Given the growth of P2P and IM, how difficult is it, via real-time network monitoring, to unveil applications trying to disguise themselves?
[When we started looking at this] we discovered that more and more of these applications, especially the ones that were trying to hide, were trying to mimic Web traffic, [yet] when you dug down … it didn’t really look like [what it was mimicking]. About a year ago, we shifted to the application side of the house to try and detect those kinds of things.
The other thing we discovered from a security perspective was, when someone installs a [prohibited] application on a machine … they’ll install it on a port that looks like something else, such as the FTP or Web port, and to most network managers it looks like regular traffic.
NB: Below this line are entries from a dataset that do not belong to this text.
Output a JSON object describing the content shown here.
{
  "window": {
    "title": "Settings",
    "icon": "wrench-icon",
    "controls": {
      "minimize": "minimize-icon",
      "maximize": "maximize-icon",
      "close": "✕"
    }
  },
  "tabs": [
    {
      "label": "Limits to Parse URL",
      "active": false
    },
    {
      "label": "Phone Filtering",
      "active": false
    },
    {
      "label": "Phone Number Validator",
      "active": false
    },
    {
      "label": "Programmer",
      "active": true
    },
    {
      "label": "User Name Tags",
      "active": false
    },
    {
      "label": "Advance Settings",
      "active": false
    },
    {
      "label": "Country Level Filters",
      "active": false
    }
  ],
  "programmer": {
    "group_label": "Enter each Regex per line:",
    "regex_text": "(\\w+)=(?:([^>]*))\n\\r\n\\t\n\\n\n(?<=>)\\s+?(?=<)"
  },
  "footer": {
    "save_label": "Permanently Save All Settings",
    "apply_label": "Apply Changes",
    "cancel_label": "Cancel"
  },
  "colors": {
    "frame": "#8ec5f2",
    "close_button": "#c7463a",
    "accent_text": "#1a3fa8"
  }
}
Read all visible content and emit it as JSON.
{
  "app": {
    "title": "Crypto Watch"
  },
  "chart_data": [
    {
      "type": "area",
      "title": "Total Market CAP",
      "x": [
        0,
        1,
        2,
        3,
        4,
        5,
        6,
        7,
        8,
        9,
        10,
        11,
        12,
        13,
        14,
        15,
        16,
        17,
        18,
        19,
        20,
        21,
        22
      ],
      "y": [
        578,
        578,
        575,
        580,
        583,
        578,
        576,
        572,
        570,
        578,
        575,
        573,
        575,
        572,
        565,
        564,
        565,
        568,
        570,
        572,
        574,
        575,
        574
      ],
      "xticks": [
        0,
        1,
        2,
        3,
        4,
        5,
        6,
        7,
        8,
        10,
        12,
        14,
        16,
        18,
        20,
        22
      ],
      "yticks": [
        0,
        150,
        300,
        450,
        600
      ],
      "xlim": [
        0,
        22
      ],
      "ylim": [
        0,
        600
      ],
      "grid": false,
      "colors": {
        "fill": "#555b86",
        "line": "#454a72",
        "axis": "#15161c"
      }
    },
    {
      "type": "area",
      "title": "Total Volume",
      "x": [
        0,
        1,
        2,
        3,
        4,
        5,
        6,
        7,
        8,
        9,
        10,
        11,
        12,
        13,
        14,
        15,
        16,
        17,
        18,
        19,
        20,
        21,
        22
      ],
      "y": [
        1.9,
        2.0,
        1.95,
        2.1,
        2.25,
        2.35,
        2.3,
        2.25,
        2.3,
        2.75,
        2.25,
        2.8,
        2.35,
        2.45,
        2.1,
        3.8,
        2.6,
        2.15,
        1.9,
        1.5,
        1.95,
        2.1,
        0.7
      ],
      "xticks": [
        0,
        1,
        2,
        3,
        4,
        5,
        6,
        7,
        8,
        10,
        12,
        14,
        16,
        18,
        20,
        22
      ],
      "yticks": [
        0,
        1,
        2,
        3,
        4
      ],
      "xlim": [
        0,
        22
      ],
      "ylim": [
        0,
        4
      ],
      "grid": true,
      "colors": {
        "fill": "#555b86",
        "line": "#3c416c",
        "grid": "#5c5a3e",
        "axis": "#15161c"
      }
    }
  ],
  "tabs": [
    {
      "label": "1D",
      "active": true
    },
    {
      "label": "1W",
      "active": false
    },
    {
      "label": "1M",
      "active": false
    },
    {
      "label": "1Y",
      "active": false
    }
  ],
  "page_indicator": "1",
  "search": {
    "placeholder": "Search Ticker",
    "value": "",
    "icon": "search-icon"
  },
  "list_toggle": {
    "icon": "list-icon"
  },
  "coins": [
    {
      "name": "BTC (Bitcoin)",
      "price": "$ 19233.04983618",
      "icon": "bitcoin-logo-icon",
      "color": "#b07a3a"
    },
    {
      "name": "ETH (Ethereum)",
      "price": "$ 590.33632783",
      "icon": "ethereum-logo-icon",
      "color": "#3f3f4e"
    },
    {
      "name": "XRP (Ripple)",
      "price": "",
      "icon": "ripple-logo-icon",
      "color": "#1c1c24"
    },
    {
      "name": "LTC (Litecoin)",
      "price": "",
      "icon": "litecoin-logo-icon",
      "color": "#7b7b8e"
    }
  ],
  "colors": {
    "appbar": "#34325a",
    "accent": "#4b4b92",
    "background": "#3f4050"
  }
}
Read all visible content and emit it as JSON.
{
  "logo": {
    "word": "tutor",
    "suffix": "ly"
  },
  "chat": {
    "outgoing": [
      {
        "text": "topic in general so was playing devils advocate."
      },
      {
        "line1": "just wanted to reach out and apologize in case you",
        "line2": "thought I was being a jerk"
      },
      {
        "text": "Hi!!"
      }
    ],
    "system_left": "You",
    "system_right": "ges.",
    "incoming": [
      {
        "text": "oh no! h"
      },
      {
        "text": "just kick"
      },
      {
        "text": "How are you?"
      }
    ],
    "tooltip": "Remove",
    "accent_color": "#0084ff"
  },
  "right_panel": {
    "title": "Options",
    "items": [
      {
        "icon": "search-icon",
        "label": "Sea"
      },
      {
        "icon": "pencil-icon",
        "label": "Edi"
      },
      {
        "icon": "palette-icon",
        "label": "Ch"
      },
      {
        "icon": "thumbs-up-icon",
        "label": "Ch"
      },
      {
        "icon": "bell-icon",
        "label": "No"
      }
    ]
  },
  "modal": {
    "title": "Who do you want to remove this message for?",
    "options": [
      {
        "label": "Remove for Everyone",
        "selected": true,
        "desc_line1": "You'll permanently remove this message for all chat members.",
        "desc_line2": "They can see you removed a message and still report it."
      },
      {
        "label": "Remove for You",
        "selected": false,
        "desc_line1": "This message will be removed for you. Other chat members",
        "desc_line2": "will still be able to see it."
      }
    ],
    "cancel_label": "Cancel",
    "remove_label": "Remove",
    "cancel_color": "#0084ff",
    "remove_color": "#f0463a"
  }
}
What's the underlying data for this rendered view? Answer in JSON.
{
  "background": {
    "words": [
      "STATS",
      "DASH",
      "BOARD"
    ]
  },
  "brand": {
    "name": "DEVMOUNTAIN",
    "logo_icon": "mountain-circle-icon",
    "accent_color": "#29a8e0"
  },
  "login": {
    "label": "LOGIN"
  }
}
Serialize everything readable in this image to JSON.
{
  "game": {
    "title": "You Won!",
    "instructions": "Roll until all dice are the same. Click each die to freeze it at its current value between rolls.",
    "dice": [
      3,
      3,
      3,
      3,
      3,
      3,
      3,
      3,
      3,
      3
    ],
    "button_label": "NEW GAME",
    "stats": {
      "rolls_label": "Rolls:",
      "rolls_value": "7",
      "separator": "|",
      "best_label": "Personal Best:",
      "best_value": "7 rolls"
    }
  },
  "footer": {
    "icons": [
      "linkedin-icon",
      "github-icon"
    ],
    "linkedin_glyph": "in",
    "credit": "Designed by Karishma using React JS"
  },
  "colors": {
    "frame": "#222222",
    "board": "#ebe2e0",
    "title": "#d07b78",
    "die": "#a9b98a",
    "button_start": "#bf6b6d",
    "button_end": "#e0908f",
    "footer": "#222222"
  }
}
But … [if you look] beyond just header information, you see it’s not.
How rampant is P2P inside companies?
A percentage of our accounts are educationally based, and we have a background for this kind of stuff, but you’d be amazed how many enterprises we deploy into say, “We don’t have that going on.” Well, sorry, [in the corporate realm] we see quite a bit of [P2P]… or even gaming servers, because [the networks] typically have really high bandwidth links.
Can organizations feed information from existing security devices into your network view?
We do pull information in from firewalls, because there is valuable information there, and IDS’s—if you have an IDS that’s properly tuned … The reality is IDS needs to be properly set up. And typically with [a network analysis product such as this] you’re going to get 15 to 20 events per day you’re going to need to look at, not thousands [as with] an IDS.
One of the things we do differently than a typical security product is, where they’re looking for specific attacks, we look at the big picture, so when … a device—an IDS—might have [reported] an attack, we can follow on and say yes, but there’s not been repeat communication between the machine and server, which would indicate an attack. Whereas if two hours later we monitor a lot more SSH traffic between a machine and that server, we can flag that … We can flag those things that are behavioral changes, like a Trojan … or normal traffic the IDS wouldn’t pick up. We’ll still pick that up and report on that.
How do security managers conceptualize where this kind of technology would fit in their infrastructure?
Network behavior anomaly detection (NBAT), it’s the category Q1 Radar has been placed in, [though] … we [can] pull information from the IDS, which an NBAT doesn’t necessarily have to do.
Are any industries especial early users?
With any technology, you’ll end up with early adopters that aren’t typically any verticals in particular … but government to financial to media companies, there’s a broad range of companies across the board, even petrochemical and gas companies …. [Typically] it’s the people who have already deployed IDS … They have seen the limitations and are trying to address them.